⚠️ I suggest you make an empty account just for this or use an account where you never login because depending on your browser/location, re-logging into the Google Account used for the cookies can deauthorize them.

Firefox   Chrome   Edge

You just need to launch the file and choose the extraction mode you want to use, between putting GHunt in listening mode, or copy/paste the encoded cookies in base64.


Regarding the collection of metadata from your Google Photos account:

Given that Google shows “X require access” on your Google Account Dashboard, you might imagine that you had to explicitly authorize another account in order for it to access your pictures; but this is not the case.
Any account can access your AlbumArchive (by default):


Here’s how to check and fix the fact that you’re vulnerable (which you most likely are):
Go to while logged in with your Google account. You will be automatically redirected to your correct album archive URL ( After that, click the three dots on the top left corner, and click on setting


Then, uncheck the only option there:


On another note, the target account will also be vulnerable if they have ever used Picasa linked to their Google account in any way, shape or form. For more details on this, read PinkDev1’s comment on issue #10.
For now, the only (known) solution to this is to delete the Picasa albums from your AlbumArchive.

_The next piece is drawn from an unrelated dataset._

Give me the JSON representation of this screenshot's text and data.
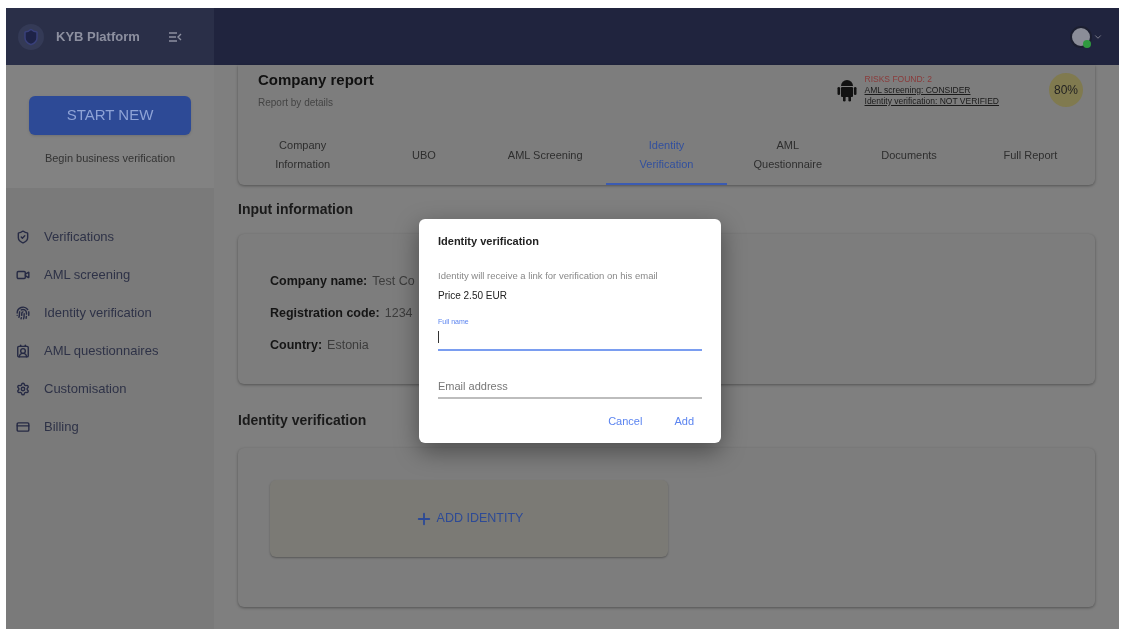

This tool is based on Sector’s research on Google IDs and completed on my own as well. If I have the motivation to write a blog post about it, I’ll add the link here!